My friend and colleague Beth Merritt is always saying that museums need to be the heroes. But so little of what we do is truly heroic. But now, I think we have a genuine chance.
In case you hadn't noticed, people are a teensy bit worried about Ebola at the moment. Yes, I know I told you about this months ago. You remember, when I was telling you about how museums ought to stop worrying about being popular and start being relevant.
Well here's an opportunity, handed to you on a plate. Across the western world, there is a slow, but steadily growing wave of panic building over Ebola. The media and conspiracy theorists are happily feeding this with misplaced doubt, weasel words, and outright lies.
People are wondering if they should travel by air; if they should let someone who's been to Africa teach their kids, even if they were thousands of miles away from the current outbreak; if we should institute compulsory quarantine, or stop all flights from West Africa.
In my kid's French class (yes, her French class for f*cks sake) they are discussing whether Ebola might be actually be airborne (it isn't), whether someone is sick from it in Rhode Island (they aren't), and whether this is why they should wash their hands regularly to avoid getting it (obviously flu just isn't scary enough).

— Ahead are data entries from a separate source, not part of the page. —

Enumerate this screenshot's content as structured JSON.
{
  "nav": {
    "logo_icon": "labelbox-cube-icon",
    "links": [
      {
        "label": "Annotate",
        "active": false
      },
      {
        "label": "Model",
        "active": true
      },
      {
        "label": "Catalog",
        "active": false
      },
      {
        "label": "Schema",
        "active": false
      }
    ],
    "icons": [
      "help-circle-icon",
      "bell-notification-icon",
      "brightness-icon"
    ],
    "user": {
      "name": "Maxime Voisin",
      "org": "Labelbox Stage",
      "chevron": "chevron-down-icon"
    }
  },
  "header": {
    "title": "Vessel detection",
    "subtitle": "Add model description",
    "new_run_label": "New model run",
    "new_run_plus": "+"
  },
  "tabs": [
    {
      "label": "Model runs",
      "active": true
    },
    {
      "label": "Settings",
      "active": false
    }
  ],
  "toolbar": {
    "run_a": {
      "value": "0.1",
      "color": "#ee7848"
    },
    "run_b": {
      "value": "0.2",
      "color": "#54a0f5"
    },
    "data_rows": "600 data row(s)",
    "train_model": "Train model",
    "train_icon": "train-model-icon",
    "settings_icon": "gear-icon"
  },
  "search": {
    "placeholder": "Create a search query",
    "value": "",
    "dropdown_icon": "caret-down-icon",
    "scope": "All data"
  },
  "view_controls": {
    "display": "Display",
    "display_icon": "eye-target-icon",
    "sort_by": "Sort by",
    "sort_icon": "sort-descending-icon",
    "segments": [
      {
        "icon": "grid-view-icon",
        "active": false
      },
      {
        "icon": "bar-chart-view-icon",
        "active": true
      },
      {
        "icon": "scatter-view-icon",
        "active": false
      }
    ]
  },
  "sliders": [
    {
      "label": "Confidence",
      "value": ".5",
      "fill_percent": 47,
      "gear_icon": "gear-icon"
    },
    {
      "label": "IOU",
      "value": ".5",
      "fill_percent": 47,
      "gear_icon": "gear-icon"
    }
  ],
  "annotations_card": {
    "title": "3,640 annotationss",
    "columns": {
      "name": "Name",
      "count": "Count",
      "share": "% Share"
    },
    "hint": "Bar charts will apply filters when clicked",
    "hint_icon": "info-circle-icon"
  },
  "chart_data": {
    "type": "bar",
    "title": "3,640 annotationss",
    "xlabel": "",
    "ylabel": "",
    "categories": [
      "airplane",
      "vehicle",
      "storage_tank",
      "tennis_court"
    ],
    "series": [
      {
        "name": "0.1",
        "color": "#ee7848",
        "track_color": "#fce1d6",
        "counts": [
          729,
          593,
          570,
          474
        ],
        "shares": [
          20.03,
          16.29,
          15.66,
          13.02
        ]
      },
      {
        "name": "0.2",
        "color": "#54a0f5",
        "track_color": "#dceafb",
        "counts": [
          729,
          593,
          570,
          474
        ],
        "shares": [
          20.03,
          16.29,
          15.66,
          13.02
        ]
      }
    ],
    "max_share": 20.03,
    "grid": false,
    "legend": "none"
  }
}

There are people out there, trying to hold back the tide (kudos to Carl Zimmer for this article in the Times yesterday). But they need help. The CDC aren't the ones to do it; even if you don't believe the conspiracy theories, the agency is hardly covering itself in glory at the moment.
If only there was some organization, or set of organizations out there, that was skilled at presenting scientific information to a wider audience, that could (for example) rapidly develop some form of temporary exhibit on the science of Ebola that could go out to shopping malls and libraries and other places that people congregate, or host a talk, or send people to do interviews on local radio. The type of organization that opinion polls suggest, time and again, enjoys significant public trust.
So come on, natural history museums! Where are you? What are you doing and why aren't you all over this? You spend years bitching and moaning about how no-one appreciates how important you are, and wracking your collective brains over approaches to advocacy, and then when the opportunity to thrust yourself into the limelight drops into your lap, in the form of a super-scary zoonotic disease that literally everyone in the world is talking about, you look at it and say "Uh Jeeze, I'm not sure that's quite our thing…"
If you can't capitalize on this, then I hereby give up on you, museum community. You really are a waste of space and you plainly don't give a toss about the concerns of the public that pays your bills.